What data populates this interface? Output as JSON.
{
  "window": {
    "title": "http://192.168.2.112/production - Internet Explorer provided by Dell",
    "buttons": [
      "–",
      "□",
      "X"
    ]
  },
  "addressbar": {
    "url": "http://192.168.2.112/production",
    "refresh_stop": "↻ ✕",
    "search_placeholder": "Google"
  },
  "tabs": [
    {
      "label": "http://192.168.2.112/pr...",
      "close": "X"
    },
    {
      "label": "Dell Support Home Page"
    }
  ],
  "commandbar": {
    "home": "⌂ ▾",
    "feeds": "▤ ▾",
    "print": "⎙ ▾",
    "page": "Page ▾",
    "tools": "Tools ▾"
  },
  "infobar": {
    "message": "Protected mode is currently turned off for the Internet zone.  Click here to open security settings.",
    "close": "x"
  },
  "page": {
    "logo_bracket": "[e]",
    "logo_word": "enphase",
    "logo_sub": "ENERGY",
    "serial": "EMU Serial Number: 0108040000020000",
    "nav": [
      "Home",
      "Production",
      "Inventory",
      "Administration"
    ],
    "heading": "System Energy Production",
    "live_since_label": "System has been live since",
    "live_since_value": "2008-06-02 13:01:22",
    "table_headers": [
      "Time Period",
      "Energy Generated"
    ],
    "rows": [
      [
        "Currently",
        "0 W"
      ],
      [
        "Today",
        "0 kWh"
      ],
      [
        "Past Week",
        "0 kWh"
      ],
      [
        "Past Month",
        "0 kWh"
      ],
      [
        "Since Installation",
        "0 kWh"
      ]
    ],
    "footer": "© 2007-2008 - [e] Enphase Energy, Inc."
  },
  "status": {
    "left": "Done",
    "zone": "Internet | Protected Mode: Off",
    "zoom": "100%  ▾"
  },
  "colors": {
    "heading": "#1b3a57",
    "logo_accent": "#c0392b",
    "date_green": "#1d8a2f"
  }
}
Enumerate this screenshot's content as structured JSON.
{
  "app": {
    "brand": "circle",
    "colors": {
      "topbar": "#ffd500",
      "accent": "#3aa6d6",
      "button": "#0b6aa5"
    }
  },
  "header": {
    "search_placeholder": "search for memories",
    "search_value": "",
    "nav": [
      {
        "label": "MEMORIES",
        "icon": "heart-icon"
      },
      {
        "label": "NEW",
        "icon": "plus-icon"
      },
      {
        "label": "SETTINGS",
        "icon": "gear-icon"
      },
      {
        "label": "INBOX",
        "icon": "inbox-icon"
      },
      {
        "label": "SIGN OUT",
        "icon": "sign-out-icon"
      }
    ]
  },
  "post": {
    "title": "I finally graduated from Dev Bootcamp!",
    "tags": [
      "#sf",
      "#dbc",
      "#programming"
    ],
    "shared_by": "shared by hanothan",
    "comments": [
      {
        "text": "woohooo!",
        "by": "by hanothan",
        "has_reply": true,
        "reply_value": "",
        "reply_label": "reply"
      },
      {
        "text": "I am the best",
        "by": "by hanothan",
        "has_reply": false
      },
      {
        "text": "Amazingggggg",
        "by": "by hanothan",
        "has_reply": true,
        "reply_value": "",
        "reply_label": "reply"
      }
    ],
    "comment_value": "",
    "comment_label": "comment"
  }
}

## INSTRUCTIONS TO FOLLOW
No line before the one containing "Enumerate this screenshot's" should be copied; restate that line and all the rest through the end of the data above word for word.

## EXERCISE ANSWER
Enumerate this screenshot's content as structured JSON.
{
  "app": {
    "brand": "circle",
    "colors": {
      "topbar": "#ffd500",
      "accent": "#3aa6d6",
      "button": "#0b6aa5"
    }
  },
  "header": {
    "search_placeholder": "search for memories",
    "search_value": "",
    "nav": [
      {
        "label": "MEMORIES",
        "icon": "heart-icon"
      },
      {
        "label": "NEW",
        "icon": "plus-icon"
      },
      {
        "label": "SETTINGS",
        "icon": "gear-icon"
      },
      {
        "label": "INBOX",
        "icon": "inbox-icon"
      },
      {
        "label": "SIGN OUT",
        "icon": "sign-out-icon"
      }
    ]
  },
  "post": {
    "title": "I finally graduated from Dev Bootcamp!",
    "tags": [
      "#sf",
      "#dbc",
      "#programming"
    ],
    "shared_by": "shared by hanothan",
    "comments": [
      {
        "text": "woohooo!",
        "by": "by hanothan",
        "has_reply": true,
        "reply_value": "",
        "reply_label": "reply"
      },
      {
        "text": "I am the best",
        "by": "by hanothan",
        "has_reply": false
      },
      {
        "text": "Amazingggggg",
        "by": "by hanothan",
        "has_reply": true,
        "reply_value": "",
        "reply_label": "reply"
      }
    ],
    "comment_value": "",
    "comment_label": "comment"
  }
}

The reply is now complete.